Products with phytosterols are generally well-tolerated, but some supplements may cause nausea, upset stomach, constipation, appetite changes and flatulence, explains pharmacist Jennifer Moll for About.com. Side effects reported in certain studies are associated with higher doses, and they generally fade away with continued use.
Little research exists to support the safety of long-term use of phytosterols as of 2015, so individuals should consult with a doctor before taking the supplement for an extended period, recommends Moll. Also known as plant sterol and stanol esters, phytosterols are capable of reducing blood cholesterol levels by imitating the body's cholesterol in structure, effectively blocking cholesterol absorption, states Cleveland Clinic.
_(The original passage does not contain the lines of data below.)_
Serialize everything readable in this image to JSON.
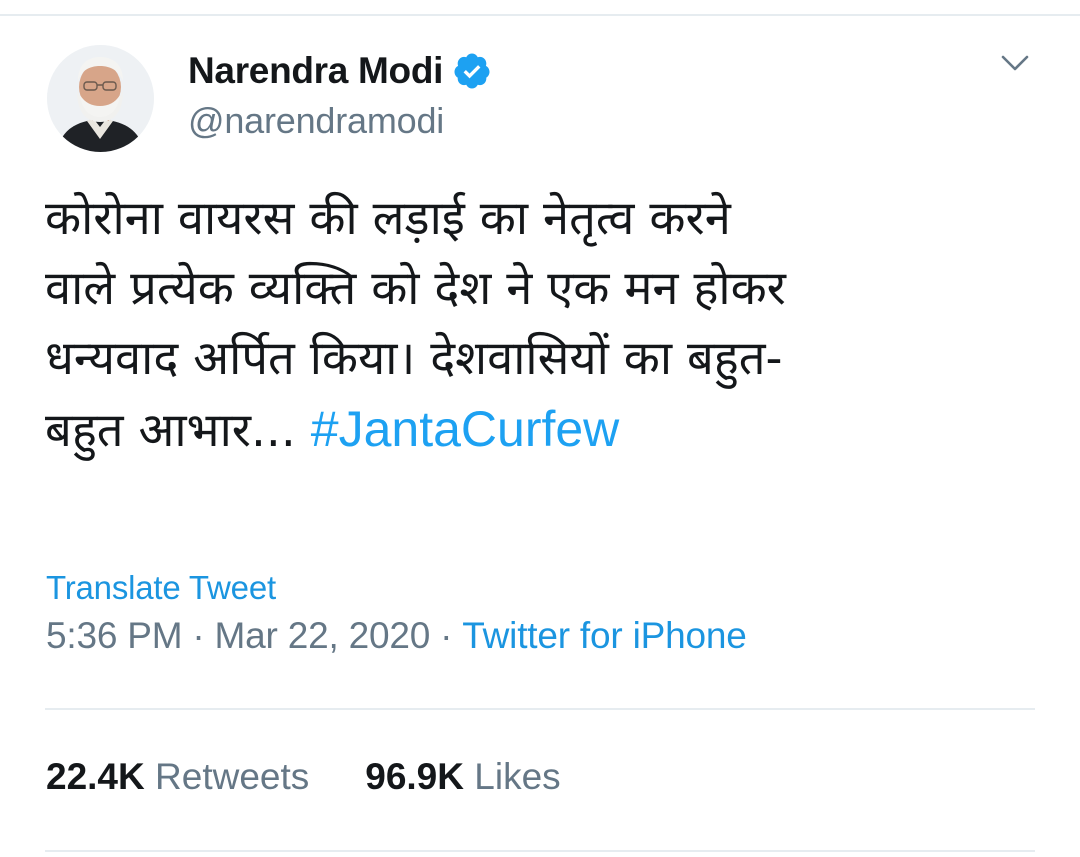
{
  "tweet": {
    "author": {
      "display_name": "Narendra Modi",
      "handle": "@narendramodi",
      "verified": true
    },
    "text_lines": [
      "कोरोना वायरस की लड़ाई का नेतृत्व करने",
      "वाले प्रत्येक व्यक्ति को देश ने एक मन होकर",
      "धन्यवाद अर्पित किया। देशवासियों का बहुत-",
      "बहुत आभार..."
    ],
    "hashtag": "#JantaCurfew",
    "translate_label": "Translate Tweet",
    "time": "5:36 PM",
    "date": "Mar 22, 2020",
    "separator": "·",
    "source": "Twitter for iPhone",
    "stats": {
      "retweets_count": "22.4K",
      "retweets_label": "Retweets",
      "likes_count": "96.9K",
      "likes_label": "Likes"
    }
  },
  "icons": {
    "verified": "verified-badge-icon",
    "menu": "chevron-down-icon"
  },
  "colors": {
    "link": "#1b95e0",
    "hashtag": "#1da1f2",
    "verified": "#1da1f2",
    "secondary_text": "#657786",
    "primary_text": "#14171a",
    "divider": "#e6ecf0"
  }
}
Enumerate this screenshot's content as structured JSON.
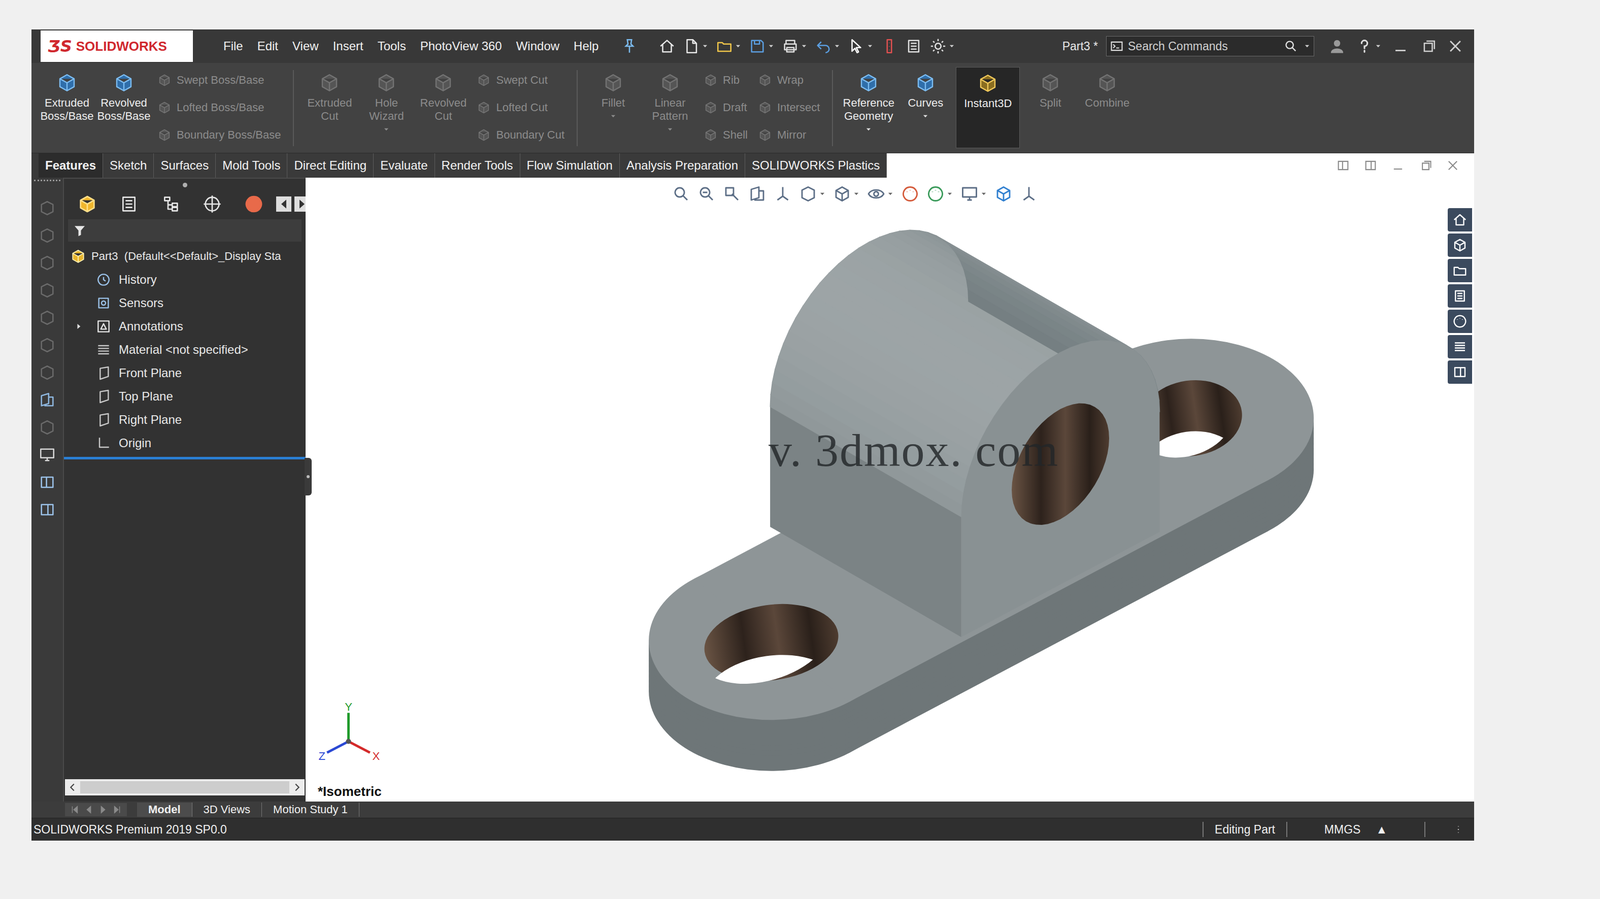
{
  "app": {
    "logo_mark": "ƷS",
    "logo_text": "SOLIDWORKS",
    "document": "Part3 *",
    "search": {
      "placeholder": "Search Commands"
    }
  },
  "menus": [
    "File",
    "Edit",
    "View",
    "Insert",
    "Tools",
    "PhotoView 360",
    "Window",
    "Help"
  ],
  "ribbon": [
    [
      {
        "kind": "large",
        "label": "Extruded Boss/Base",
        "disabled": false,
        "selected": false,
        "dropdown": false
      },
      {
        "kind": "large",
        "label": "Revolved Boss/Base",
        "disabled": false,
        "selected": false,
        "dropdown": false
      },
      {
        "kind": "stack",
        "items": [
          {
            "label": "Swept Boss/Base",
            "disabled": true
          },
          {
            "label": "Lofted Boss/Base",
            "disabled": true
          },
          {
            "label": "Boundary Boss/Base",
            "disabled": true
          }
        ]
      }
    ],
    [
      {
        "kind": "large",
        "label": "Extruded Cut",
        "disabled": true,
        "selected": false,
        "dropdown": false
      },
      {
        "kind": "large",
        "label": "Hole Wizard",
        "disabled": true,
        "selected": false,
        "dropdown": true
      },
      {
        "kind": "large",
        "label": "Revolved Cut",
        "disabled": true,
        "selected": false,
        "dropdown": false
      },
      {
        "kind": "stack",
        "items": [
          {
            "label": "Swept Cut",
            "disabled": true
          },
          {
            "label": "Lofted Cut",
            "disabled": true
          },
          {
            "label": "Boundary Cut",
            "disabled": true
          }
        ]
      }
    ],
    [
      {
        "kind": "large",
        "label": "Fillet",
        "disabled": true,
        "selected": false,
        "dropdown": true
      },
      {
        "kind": "large",
        "label": "Linear Pattern",
        "disabled": true,
        "selected": false,
        "dropdown": true
      },
      {
        "kind": "stack",
        "items": [
          {
            "label": "Rib",
            "disabled": true
          },
          {
            "label": "Draft",
            "disabled": true
          },
          {
            "label": "Shell",
            "disabled": true
          }
        ]
      },
      {
        "kind": "stack",
        "items": [
          {
            "label": "Wrap",
            "disabled": true
          },
          {
            "label": "Intersect",
            "disabled": true
          },
          {
            "label": "Mirror",
            "disabled": true
          }
        ]
      }
    ],
    [
      {
        "kind": "large",
        "label": "Reference Geometry",
        "disabled": false,
        "selected": false,
        "dropdown": true
      },
      {
        "kind": "large",
        "label": "Curves",
        "disabled": false,
        "selected": false,
        "dropdown": true
      },
      {
        "kind": "large",
        "label": "Instant3D",
        "disabled": false,
        "selected": true,
        "dropdown": false
      },
      {
        "kind": "large",
        "label": "Split",
        "disabled": true,
        "selected": false,
        "dropdown": false
      },
      {
        "kind": "large",
        "label": "Combine",
        "disabled": true,
        "selected": false,
        "dropdown": false
      }
    ]
  ],
  "command_tabs": [
    {
      "label": "Features",
      "selected": true
    },
    {
      "label": "Sketch",
      "selected": false
    },
    {
      "label": "Surfaces",
      "selected": false
    },
    {
      "label": "Mold Tools",
      "selected": false
    },
    {
      "label": "Direct Editing",
      "selected": false
    },
    {
      "label": "Evaluate",
      "selected": false
    },
    {
      "label": "Render Tools",
      "selected": false
    },
    {
      "label": "Flow Simulation",
      "selected": false
    },
    {
      "label": "Analysis Preparation",
      "selected": false
    },
    {
      "label": "SOLIDWORKS Plastics",
      "selected": false
    }
  ],
  "feature_tree": {
    "root": "Part3  (Default<<Default>_Display Sta",
    "items": [
      {
        "label": "History",
        "expandable": false,
        "expanded": false
      },
      {
        "label": "Sensors",
        "expandable": false,
        "expanded": false
      },
      {
        "label": "Annotations",
        "expandable": true,
        "expanded": false
      },
      {
        "label": "Material <not specified>",
        "expandable": false,
        "expanded": false
      },
      {
        "label": "Front Plane",
        "expandable": false,
        "expanded": false
      },
      {
        "label": "Top Plane",
        "expandable": false,
        "expanded": false
      },
      {
        "label": "Right Plane",
        "expandable": false,
        "expanded": false
      },
      {
        "label": "Origin",
        "expandable": false,
        "expanded": false
      }
    ]
  },
  "viewport": {
    "view_label": "*Isometric",
    "watermark": "v. 3dmox. com",
    "triad": {
      "x": "X",
      "y": "Y",
      "z": "Z"
    }
  },
  "bottom_tabs": [
    {
      "label": "Model",
      "selected": true
    },
    {
      "label": "3D Views",
      "selected": false
    },
    {
      "label": "Motion Study 1",
      "selected": false
    }
  ],
  "status_bar": {
    "product": "SOLIDWORKS Premium 2019 SP0.0",
    "mode": "Editing Part",
    "units": "MMGS",
    "units_arrow": "▲"
  }
}
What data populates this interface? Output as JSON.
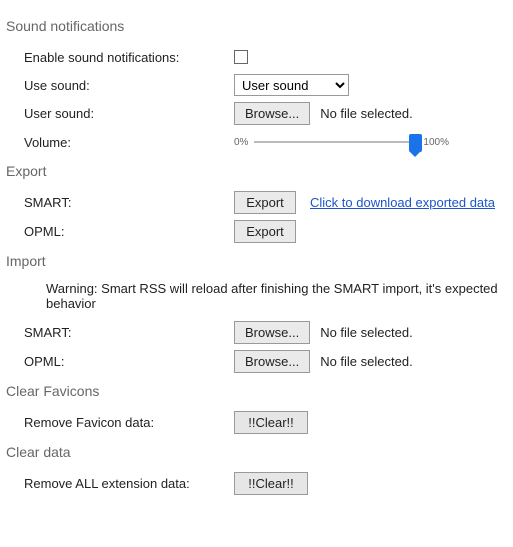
{
  "sound": {
    "title": "Sound notifications",
    "enable_label": "Enable sound notifications:",
    "use_label": "Use sound:",
    "use_value": "User sound",
    "user_label": "User sound:",
    "browse": "Browse...",
    "file_status": "No file selected.",
    "volume_label": "Volume:",
    "vol_min": "0%",
    "vol_max": "100%"
  },
  "export": {
    "title": "Export",
    "smart_label": "SMART:",
    "opml_label": "OPML:",
    "export_btn": "Export",
    "download_link": "Click to download exported data"
  },
  "import": {
    "title": "Import",
    "warning": "Warning: Smart RSS will reload after finishing the SMART import, it's expected behavior",
    "smart_label": "SMART:",
    "opml_label": "OPML:",
    "browse": "Browse...",
    "file_status": "No file selected."
  },
  "clear_favicons": {
    "title": "Clear Favicons",
    "label": "Remove Favicon data:",
    "btn": "!!Clear!!"
  },
  "clear_data": {
    "title": "Clear data",
    "label": "Remove ALL extension data:",
    "btn": "!!Clear!!"
  }
}
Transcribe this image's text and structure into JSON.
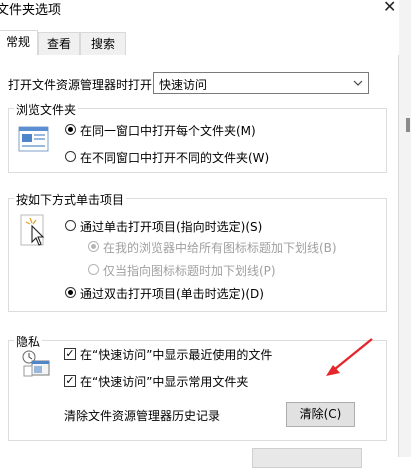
{
  "window": {
    "title": "文件夹选项"
  },
  "tabs": [
    "常规",
    "查看",
    "搜索"
  ],
  "open_explorer": {
    "label": "打开文件资源管理器时打开:",
    "value": "快速访问"
  },
  "browse": {
    "title": "浏览文件夹",
    "options": [
      "在同一窗口中打开每个文件夹(M)",
      "在不同窗口中打开不同的文件夹(W)"
    ],
    "selected_index": 0
  },
  "click": {
    "title": "按如下方式单击项目",
    "single": "通过单击打开项目(指向时选定)(S)",
    "sub_options": [
      "在我的浏览器中给所有图标标题加下划线(B)",
      "仅当指向图标标题时加下划线(P)"
    ],
    "double": "通过双击打开项目(单击时选定)(D)",
    "selected": "double"
  },
  "privacy": {
    "title": "隐私",
    "recent_files": "在“快速访问”中显示最近使用的文件",
    "frequent_folders": "在“快速访问”中显示常用文件夹",
    "clear_label": "清除文件资源管理器历史记录",
    "clear_button": "清除(C)",
    "recent_files_checked": true,
    "frequent_folders_checked": true
  },
  "colors": {
    "arrow": "#e5262a",
    "tab_border": "#d9d9d9"
  },
  "icons": [
    "close-icon",
    "folder-window-icon",
    "cursor-click-icon",
    "privacy-icon",
    "chevron-down-icon"
  ]
}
Individuals who consume the recommended intake of 2 grams per day may lower LDL cholesterol levels by 14 percent and overall cholesterol levels by as much as 10 percent.
Phytosterols are not retained in the body's tissues and do not inhibit the absorption of vitamins A, D, E or K, according to Cleveland Clinic. Although little research has been done to determine the safety of phytosterols in children as of 2015, intermittent use is generally considered safe by the Food and Drug Administration. The acceptable daily intake is 130 milligrams per kilogram of body weight.